So I opened up to her about what I read on alopecia world and various groups. In her perfect Oxford Educated english she looked at me and said “Stay away from patient support groups, if you really want to know about the ‘average’ case then speak to medical professionals”
She gave me a topical steroid cream and told me to apply it twice a day for two months and return. After two months I returned and she was pleased, “You have regrowth and no signs of any other patches!”
It’s been 7 months since that day and while the patches are not completely gone, they have a good amount of regrowth.
A Bit of Background about Yusuf:
Alopecia is his second Autoimmune disease. His first is psoriasis which he has had on and off for over 15 years. It was his psoriasis that let him start thinking more rationally:
Psoriasis is a ‘mild disease’ for 80% of people (official stat!) for me to date it has never been more than a few bits of dry skin here and there. I know two other people with psoriasis, both of which unless you knew they had it, you also wouldn’t know that they did.
I’m also a member of Facebook group called the Psoriasis Association, and if I was a ‘newbie’ to psoriasis I would be petrified. I noticed a pattern most of the posts seem to come from about 2-8% of the same people…. Severe Psoriasis affects 2-8% of patients (coincidence?)
Since the ‘confirmed’ alopecia areata date in 2017 Yusuf decided to delve a bit more into his family history:
- His mum suffers from Autoimmune Thyroid
- He has psoriasis and now Alopecia Areata
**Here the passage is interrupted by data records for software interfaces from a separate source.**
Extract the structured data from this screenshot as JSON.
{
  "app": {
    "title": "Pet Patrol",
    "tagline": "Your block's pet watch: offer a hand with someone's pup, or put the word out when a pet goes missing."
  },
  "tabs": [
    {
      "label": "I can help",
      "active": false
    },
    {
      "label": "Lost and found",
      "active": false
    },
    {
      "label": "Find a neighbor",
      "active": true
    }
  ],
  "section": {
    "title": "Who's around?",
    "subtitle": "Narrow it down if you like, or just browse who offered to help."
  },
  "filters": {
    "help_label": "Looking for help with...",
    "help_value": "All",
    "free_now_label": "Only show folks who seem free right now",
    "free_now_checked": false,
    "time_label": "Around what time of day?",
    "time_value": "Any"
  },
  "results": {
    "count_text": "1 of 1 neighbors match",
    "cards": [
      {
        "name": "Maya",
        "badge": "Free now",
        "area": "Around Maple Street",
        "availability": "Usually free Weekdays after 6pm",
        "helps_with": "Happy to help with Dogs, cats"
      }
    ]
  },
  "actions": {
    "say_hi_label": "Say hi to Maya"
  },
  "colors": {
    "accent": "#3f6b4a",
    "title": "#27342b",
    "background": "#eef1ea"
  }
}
- His aunt (mum’s sister) also had Alopecia about 4 times in her life, she developed 2-3 small patches, that grew back. Years passed it would repeat in same pattern
Yusuf’s statistics and hypothesis
Alopecia Areata affects about 2% of the global population at some point in their life, assuming the male to female ratio is 1:1 (ie. equal) this would mean:
- In London (population: 8,788,000) – 175,760 have alopecia areata (either active or in remission)
- If half of them are women: 87,880 women have alopecia areata
This didn’t ring true,
I haven’t seen nearly 90,000 bald women in London, or nearly 90,000 with painted eyebrows, or nearly 90,000 without even the finest of hairs on their ears, arms etc.
So why are there so many AU people?!
he then found this stat:
“Not everyone loses all of the hair on the scalp or body. This happens to about 5 percent of people.”
I started to think, when things are good? do you think about anything else? no! you’re too busy enjoying yourself. It’s only when things are bad that people really need support, (and rightfully so).
It’s the echoes of those times, that you see online.
I hope I haven’t jinxed myself by writing this, I’m just trying to help, especially those newly diagnosed who are likely to find themselves on google like I was.
This condition is entirely unpredictable and I realise that one day I may lose all my hair too. If you’re a newbie and reading this first of all Welcome to the party! (it’s probably a guest list you never wanted to be on!) but also please remember that should I join those who lose all their hair I have become a statistical deviation and not the norm.